→ EXERCISE PROMPT
Every record below needs to be retyped exactly as it appears.

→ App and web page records
· · · · ·

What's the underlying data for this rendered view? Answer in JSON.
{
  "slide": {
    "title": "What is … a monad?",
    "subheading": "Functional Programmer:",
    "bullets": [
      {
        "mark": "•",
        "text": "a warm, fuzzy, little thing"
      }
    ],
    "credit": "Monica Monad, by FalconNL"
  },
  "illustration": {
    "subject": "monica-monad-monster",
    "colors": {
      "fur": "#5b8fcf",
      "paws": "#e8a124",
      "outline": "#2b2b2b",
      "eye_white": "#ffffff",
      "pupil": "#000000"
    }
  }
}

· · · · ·

→ RESPONSE TO THIS EXERCISE
What's the underlying data for this rendered view? Answer in JSON.
{
  "slide": {
    "title": "What is … a monad?",
    "subheading": "Functional Programmer:",
    "bullets": [
      {
        "mark": "•",
        "text": "a warm, fuzzy, little thing"
      }
    ],
    "credit": "Monica Monad, by FalconNL"
  },
  "illustration": {
    "subject": "monica-monad-monster",
    "colors": {
      "fur": "#5b8fcf",
      "paws": "#e8a124",
      "outline": "#2b2b2b",
      "eye_white": "#ffffff",
      "pupil": "#000000"
    }
  }
}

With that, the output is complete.